The *ust!in!time &)IT' ystem is used to minimi2e inventory investment. The philosophy is that materials should arrive at e!actly the time they are needed for production. $deally, the firm would have only work/in/process inventory. )ecause its objective is to minimi2e inventory investment, a E$T system uses no 3or very little4 safety stock. #!tensive coordination among the firm"s employees, its suppliers, and shipping companies must e!ist to ensure that material inputs arrive on time. ?ailure of materials to arrive on time results in a shortdown of the production line until the materials arrive. Fikewise, a E$T system requires high/quality parts from suppliers. &hen quality problems arise, production must be stopped until the problems are resolved. The goal of the E$T system is manufacturing efficiency. $t uses inventory as a tool for attaining efficiency by emphasi2ing quality of the materials used and their timely delivery. &hen E$T is working properly, it forces inefficiencies to surface.

Materials +equirement ,lanning &M+,' ystem

@any companies use a materials requirement planning 3@=G4 system to determine what materials to order and when to order them. @=G applies #01 concepts to determine how much to order. )y means of a computer, it stimulates each product"s bill of materials, inventory status, and manufacturing process. The bill of materials is simply a list of all the parts and materials that go into making the finished product. ?or a given production plan, the computer simulates materials requirements by comparing production needs to available inventory balances. 0n the basis of the time it takes for a product that is in process to move through the various production stages and the lead time required to get materials, the @=G system determines when orders should be placed for the various items on the bill of materials. The advantage of the @=G system is that it forces the firm to consider its inventory needs more carefully. The objective is to lower the firm"s inventory investment without impairing production. $f the firm"s opportunity cost of capital for investments of equal risk is 8> percent, every dollar of investment released from inventory increases before/ ta! profits by A-.8>.

International Inventory Management
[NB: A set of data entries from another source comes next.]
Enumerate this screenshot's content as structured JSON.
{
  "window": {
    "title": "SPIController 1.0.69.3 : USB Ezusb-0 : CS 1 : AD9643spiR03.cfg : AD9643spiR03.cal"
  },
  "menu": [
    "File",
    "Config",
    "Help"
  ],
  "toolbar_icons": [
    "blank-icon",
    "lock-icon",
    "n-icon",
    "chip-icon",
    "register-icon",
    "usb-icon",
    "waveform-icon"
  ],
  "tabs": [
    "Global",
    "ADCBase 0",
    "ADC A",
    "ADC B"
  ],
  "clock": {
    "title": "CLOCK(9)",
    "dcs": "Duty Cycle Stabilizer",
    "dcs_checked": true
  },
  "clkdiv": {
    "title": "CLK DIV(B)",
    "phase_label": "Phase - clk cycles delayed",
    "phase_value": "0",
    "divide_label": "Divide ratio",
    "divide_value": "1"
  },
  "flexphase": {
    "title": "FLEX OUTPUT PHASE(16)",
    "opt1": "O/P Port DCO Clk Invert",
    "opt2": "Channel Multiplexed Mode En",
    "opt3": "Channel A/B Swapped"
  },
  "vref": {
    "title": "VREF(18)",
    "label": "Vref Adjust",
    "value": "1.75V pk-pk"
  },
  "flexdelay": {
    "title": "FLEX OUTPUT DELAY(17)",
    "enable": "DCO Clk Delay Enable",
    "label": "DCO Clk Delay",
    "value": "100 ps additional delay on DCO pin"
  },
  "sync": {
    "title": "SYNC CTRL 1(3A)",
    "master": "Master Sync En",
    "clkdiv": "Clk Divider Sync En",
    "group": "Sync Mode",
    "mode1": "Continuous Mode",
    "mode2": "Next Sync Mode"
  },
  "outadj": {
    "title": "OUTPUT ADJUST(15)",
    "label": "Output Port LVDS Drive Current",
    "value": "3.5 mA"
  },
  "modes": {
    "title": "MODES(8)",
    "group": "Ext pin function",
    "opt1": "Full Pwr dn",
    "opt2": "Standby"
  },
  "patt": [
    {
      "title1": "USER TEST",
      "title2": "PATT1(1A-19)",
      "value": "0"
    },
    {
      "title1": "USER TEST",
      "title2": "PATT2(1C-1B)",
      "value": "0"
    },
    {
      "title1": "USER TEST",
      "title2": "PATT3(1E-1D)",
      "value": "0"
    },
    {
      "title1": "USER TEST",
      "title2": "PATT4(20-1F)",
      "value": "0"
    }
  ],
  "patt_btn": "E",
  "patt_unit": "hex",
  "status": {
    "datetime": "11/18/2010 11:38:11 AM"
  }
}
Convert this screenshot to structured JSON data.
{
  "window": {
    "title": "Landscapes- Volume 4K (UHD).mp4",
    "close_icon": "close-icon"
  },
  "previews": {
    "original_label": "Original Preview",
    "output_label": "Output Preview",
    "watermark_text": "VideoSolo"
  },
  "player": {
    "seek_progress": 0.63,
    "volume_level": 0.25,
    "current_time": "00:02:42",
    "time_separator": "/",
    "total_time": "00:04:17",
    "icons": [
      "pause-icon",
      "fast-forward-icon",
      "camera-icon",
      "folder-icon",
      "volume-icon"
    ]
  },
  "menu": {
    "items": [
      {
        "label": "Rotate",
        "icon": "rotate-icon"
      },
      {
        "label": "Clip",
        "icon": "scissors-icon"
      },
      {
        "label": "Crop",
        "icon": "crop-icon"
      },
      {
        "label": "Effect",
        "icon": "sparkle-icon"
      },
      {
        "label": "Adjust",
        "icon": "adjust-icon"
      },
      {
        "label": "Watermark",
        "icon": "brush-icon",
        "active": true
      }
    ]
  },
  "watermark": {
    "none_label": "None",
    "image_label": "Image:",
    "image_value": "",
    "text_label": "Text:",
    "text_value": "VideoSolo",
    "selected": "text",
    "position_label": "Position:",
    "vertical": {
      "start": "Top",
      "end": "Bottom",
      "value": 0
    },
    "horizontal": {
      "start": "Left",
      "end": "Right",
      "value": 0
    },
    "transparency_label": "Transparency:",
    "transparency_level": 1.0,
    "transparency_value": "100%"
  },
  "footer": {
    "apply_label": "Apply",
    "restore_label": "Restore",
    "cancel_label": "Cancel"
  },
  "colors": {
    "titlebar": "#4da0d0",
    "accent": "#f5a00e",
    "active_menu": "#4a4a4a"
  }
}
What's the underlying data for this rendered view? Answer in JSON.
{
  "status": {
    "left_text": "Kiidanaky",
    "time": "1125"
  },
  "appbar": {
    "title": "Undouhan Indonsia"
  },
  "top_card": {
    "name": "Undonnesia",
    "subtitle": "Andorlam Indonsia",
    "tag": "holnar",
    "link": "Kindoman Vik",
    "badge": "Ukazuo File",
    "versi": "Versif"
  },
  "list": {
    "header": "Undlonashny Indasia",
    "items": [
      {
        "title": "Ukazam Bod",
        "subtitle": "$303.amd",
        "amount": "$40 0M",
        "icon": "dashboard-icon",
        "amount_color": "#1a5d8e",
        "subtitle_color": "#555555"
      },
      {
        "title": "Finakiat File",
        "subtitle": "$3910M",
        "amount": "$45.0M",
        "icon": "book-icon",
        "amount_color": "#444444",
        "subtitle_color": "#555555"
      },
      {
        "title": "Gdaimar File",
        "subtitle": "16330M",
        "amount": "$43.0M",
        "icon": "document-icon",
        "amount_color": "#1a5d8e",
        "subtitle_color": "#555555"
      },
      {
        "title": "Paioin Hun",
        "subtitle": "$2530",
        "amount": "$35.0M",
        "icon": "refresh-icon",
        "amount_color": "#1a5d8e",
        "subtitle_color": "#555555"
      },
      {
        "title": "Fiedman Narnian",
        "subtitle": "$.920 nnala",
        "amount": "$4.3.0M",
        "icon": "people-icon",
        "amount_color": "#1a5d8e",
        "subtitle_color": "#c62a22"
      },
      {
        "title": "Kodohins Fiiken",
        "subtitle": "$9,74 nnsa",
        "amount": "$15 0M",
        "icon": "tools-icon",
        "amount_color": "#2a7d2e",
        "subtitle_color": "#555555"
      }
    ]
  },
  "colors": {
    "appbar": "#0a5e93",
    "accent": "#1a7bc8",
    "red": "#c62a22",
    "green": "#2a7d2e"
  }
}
$nternational inventory management is typically much more complicated for e!porters in general, and for multinational companies in particular, than for purely domestic firms. The production and manufacturing economies of scale that might be e!pected from selling products globally may prove elusive if products must be tailored for individual local markets, as very frequently happens, or if actual production takes place in factories around the world. &hen raw materials, intermediate goods, or finished products must be transported long distances H particularly by ocean shipping H there will inevitably be more delays, confusion, damage, theft, and other difficulties than occur in a one/country operation. The international inventory manager therefore puts a premium on fle!ibility. %e or she is usually less concerned about ordering the economically optimal quantity of inventory than about making sure that sufficient quantities of inventory are delivered where they are needed, when they are needed, and in a condition to be used as planned.